-- Opening Marker --

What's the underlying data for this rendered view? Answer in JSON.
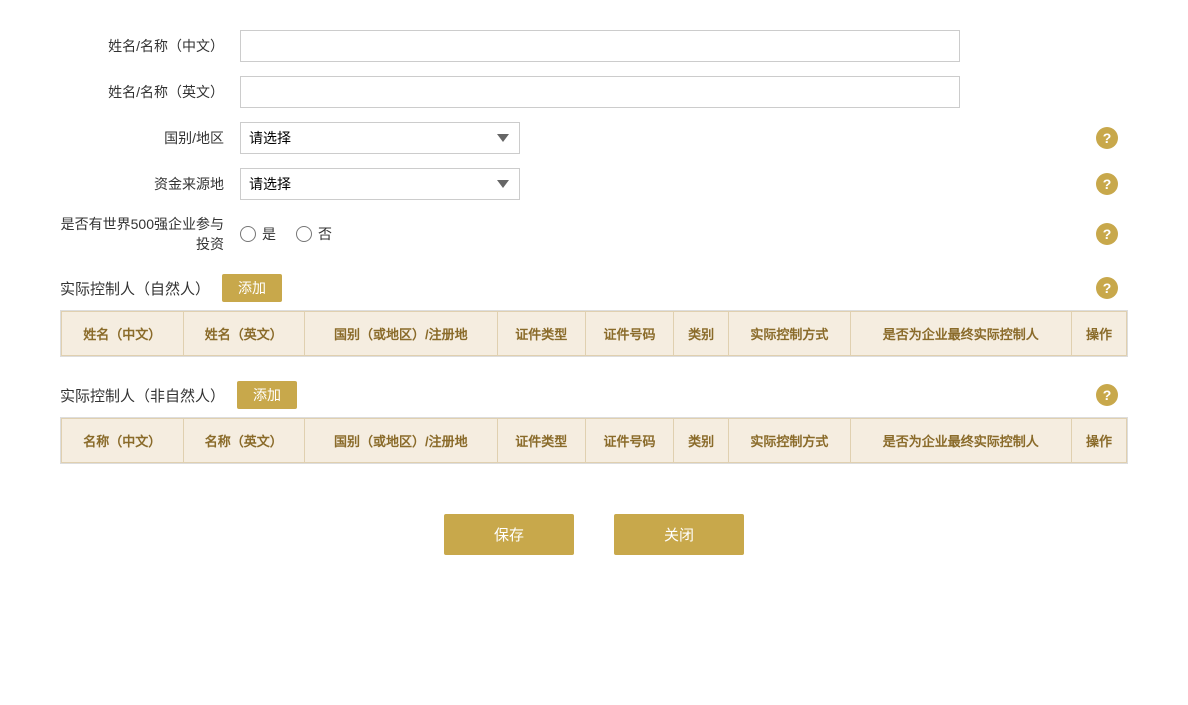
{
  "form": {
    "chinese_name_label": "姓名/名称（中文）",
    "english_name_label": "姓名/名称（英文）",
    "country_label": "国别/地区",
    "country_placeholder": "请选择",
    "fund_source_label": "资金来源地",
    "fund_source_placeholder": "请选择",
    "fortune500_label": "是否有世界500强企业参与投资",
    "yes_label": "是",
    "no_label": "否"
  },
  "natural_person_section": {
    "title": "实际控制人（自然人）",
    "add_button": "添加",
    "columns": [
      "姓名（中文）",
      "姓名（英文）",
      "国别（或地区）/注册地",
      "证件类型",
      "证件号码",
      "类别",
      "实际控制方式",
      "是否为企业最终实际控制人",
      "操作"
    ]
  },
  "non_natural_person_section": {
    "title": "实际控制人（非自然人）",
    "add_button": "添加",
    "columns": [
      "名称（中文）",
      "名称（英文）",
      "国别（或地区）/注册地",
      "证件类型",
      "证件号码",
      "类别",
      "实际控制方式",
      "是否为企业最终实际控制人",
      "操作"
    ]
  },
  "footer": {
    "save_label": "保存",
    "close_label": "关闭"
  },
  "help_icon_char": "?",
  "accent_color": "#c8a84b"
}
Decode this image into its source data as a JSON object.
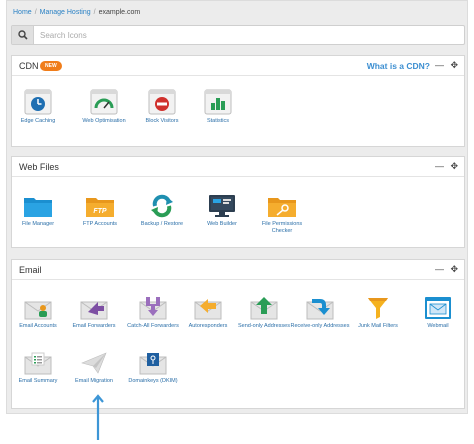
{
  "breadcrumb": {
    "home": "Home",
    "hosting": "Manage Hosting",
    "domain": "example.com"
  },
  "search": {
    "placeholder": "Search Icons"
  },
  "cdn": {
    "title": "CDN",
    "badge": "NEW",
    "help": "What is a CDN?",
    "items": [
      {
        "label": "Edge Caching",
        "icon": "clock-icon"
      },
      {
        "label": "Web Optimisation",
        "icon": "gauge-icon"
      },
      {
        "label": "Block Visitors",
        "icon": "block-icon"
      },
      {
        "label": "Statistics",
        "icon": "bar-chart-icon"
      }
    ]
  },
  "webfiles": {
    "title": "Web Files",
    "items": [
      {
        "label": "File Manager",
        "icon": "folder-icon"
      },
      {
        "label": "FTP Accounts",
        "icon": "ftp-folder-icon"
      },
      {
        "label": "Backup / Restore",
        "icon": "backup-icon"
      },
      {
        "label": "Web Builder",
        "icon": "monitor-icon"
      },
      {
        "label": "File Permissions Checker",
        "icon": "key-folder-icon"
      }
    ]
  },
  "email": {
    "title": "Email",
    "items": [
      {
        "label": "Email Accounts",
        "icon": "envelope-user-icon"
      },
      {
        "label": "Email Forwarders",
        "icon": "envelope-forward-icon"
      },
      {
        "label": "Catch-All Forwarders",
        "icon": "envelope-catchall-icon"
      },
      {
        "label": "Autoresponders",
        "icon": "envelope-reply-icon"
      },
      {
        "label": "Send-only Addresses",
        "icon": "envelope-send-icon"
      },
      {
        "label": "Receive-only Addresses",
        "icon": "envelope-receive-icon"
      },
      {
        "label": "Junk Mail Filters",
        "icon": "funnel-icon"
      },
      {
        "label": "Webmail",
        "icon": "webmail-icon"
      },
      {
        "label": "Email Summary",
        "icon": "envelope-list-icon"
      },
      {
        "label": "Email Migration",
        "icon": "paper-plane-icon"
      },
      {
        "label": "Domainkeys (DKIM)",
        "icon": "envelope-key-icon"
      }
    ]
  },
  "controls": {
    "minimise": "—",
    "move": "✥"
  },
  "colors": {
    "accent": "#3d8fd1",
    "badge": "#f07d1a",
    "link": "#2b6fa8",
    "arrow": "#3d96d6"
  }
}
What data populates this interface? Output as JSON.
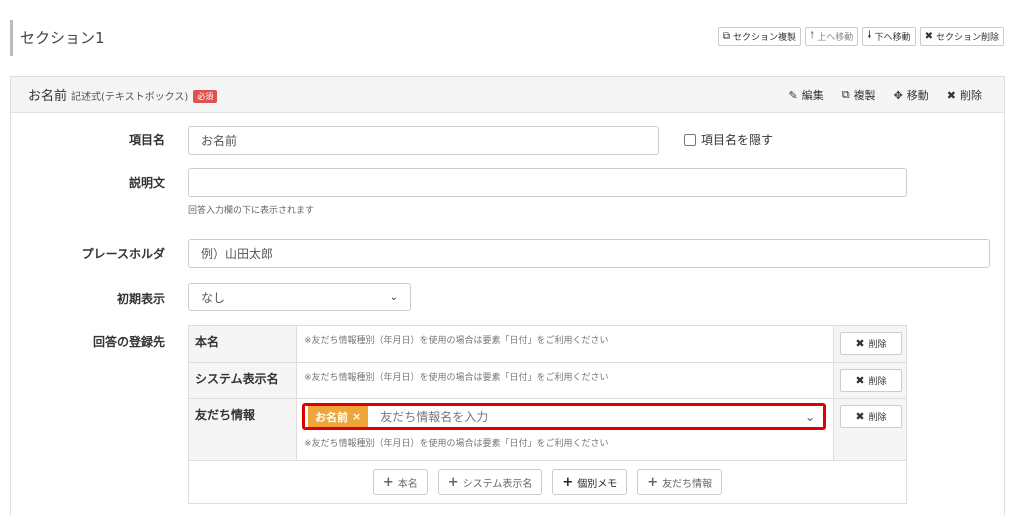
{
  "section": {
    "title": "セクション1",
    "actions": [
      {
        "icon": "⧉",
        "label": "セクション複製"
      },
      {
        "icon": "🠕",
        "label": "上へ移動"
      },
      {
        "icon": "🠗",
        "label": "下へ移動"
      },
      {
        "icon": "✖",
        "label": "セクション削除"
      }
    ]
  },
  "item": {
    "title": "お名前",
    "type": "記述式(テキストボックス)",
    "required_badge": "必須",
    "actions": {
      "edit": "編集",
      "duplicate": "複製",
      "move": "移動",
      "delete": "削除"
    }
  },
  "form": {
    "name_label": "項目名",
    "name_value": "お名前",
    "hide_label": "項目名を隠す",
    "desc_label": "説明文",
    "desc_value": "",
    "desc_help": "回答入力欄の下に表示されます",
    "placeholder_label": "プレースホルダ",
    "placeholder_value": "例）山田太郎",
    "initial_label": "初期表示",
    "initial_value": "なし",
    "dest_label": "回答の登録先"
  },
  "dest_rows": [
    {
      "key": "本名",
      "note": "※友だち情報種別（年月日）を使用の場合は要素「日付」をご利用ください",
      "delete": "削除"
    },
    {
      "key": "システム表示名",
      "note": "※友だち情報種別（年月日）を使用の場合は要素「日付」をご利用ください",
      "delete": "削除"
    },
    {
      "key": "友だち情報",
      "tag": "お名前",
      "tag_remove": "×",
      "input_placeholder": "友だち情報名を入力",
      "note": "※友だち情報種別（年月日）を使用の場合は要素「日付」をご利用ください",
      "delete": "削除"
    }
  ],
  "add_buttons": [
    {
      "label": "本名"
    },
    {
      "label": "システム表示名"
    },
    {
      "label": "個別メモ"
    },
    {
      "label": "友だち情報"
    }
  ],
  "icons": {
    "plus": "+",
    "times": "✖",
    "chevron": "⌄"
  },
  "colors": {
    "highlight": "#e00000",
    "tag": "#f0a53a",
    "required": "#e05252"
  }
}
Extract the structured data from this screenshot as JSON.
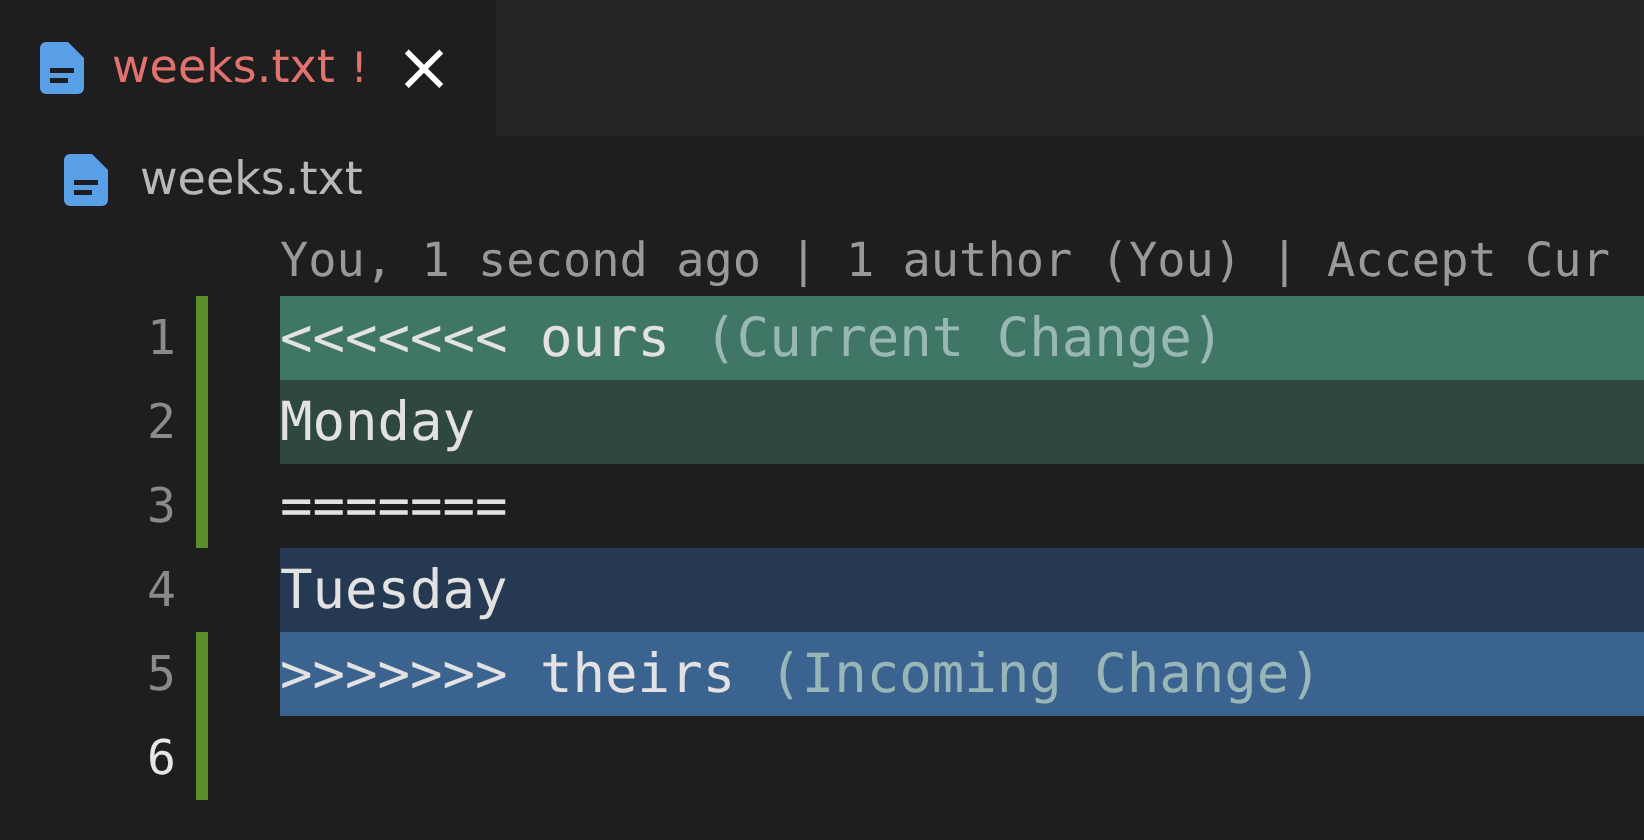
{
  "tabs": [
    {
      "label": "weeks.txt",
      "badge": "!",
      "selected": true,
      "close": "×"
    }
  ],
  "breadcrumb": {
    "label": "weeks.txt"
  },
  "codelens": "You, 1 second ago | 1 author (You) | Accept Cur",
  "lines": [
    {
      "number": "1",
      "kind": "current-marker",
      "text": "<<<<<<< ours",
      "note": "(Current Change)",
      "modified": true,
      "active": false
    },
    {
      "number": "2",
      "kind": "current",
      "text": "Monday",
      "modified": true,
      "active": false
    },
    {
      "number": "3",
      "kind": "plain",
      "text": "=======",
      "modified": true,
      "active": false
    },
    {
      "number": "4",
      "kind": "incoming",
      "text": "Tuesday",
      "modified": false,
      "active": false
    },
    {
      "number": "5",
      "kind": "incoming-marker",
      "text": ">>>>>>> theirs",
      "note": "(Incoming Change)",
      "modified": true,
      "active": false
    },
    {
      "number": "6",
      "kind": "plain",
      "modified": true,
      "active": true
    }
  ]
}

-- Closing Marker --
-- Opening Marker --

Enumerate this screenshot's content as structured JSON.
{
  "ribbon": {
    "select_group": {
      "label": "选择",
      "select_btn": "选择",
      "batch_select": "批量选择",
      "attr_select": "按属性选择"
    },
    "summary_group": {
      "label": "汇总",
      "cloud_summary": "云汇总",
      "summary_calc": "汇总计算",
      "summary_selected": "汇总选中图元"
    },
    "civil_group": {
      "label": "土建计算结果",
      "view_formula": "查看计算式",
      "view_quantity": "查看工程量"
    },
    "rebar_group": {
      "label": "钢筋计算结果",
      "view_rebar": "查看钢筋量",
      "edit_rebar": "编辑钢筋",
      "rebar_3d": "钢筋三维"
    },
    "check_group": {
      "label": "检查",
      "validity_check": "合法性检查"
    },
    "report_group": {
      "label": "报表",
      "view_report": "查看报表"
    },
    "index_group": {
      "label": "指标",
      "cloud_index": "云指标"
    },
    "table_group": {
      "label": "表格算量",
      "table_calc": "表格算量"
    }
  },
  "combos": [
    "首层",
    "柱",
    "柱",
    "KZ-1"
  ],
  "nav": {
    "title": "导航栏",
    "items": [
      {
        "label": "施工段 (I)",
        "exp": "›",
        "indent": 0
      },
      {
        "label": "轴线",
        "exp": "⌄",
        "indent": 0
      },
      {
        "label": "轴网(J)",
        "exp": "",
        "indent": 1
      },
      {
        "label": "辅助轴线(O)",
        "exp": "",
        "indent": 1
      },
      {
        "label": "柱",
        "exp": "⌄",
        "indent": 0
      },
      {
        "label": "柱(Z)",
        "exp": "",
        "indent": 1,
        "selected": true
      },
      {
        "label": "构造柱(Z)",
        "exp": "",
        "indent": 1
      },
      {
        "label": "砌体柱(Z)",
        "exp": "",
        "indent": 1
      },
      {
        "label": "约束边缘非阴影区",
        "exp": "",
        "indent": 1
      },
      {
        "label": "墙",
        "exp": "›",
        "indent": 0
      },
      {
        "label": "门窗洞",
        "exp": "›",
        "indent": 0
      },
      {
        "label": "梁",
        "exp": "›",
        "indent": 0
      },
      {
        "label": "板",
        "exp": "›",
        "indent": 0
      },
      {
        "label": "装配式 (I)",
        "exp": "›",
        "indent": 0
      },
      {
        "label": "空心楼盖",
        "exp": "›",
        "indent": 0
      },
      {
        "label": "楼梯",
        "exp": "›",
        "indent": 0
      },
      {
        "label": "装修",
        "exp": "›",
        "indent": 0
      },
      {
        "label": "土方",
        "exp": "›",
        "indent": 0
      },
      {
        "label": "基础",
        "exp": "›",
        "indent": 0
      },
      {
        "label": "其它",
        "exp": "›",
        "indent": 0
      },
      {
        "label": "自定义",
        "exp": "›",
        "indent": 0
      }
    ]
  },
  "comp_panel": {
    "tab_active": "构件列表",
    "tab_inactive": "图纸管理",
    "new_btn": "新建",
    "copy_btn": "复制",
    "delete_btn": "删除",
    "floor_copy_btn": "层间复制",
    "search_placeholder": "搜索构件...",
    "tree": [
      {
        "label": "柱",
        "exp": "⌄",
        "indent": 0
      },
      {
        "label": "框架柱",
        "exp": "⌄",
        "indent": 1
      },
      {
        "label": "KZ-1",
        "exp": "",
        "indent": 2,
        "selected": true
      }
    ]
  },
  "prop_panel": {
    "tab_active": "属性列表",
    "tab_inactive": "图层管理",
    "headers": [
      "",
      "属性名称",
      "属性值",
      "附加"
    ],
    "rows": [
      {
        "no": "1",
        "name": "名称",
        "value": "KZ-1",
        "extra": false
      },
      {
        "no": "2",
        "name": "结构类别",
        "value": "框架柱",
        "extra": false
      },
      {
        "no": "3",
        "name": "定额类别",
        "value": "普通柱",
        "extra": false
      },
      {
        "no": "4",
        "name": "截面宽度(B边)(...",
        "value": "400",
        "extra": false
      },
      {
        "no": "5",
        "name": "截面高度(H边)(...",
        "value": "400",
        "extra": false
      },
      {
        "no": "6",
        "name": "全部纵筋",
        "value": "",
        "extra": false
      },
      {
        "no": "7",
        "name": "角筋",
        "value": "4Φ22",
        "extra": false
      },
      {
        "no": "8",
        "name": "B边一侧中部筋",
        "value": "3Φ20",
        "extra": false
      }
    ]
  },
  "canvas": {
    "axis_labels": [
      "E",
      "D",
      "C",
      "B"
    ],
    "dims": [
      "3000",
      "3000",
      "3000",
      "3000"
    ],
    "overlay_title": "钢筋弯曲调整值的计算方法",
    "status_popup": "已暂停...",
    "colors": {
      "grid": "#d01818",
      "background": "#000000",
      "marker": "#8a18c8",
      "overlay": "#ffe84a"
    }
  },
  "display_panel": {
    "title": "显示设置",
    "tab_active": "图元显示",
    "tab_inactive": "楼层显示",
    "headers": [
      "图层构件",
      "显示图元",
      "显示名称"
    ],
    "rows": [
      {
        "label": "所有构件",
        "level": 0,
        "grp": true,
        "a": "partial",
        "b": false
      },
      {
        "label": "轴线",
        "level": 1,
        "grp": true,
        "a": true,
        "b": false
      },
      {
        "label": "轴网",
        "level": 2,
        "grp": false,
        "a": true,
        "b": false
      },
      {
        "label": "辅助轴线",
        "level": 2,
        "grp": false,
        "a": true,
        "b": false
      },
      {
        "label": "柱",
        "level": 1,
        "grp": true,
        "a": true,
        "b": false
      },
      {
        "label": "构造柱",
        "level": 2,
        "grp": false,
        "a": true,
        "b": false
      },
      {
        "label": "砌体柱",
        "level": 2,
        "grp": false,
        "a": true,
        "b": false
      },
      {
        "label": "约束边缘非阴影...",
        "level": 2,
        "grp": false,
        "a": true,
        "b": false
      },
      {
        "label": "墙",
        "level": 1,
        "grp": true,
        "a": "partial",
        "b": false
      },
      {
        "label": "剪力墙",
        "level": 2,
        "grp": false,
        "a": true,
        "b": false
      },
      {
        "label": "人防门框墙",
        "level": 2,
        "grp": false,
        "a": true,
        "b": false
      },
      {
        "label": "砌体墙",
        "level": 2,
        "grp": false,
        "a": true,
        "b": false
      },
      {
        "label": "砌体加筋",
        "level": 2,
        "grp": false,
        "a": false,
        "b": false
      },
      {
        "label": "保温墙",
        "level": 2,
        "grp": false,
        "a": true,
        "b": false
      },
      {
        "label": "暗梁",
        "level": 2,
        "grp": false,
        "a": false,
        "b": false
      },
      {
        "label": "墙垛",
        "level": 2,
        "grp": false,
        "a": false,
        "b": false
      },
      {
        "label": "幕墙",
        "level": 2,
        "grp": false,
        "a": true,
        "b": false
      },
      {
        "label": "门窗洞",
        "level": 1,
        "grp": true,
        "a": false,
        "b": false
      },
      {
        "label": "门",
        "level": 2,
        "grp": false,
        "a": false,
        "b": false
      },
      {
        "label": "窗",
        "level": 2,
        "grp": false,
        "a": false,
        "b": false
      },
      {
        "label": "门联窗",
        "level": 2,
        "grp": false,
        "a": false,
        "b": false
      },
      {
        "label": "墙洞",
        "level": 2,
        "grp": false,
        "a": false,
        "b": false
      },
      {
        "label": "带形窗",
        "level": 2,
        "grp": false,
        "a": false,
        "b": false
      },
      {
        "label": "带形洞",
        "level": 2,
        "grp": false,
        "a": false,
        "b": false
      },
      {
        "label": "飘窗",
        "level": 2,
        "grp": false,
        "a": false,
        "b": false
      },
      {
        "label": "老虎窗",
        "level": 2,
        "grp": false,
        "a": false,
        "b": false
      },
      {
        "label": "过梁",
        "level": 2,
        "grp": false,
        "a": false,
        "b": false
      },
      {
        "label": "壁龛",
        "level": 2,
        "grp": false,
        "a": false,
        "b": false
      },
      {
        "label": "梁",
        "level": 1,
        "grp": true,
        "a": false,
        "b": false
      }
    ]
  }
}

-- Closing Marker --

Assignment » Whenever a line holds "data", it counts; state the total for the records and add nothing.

Solution for this problem » 4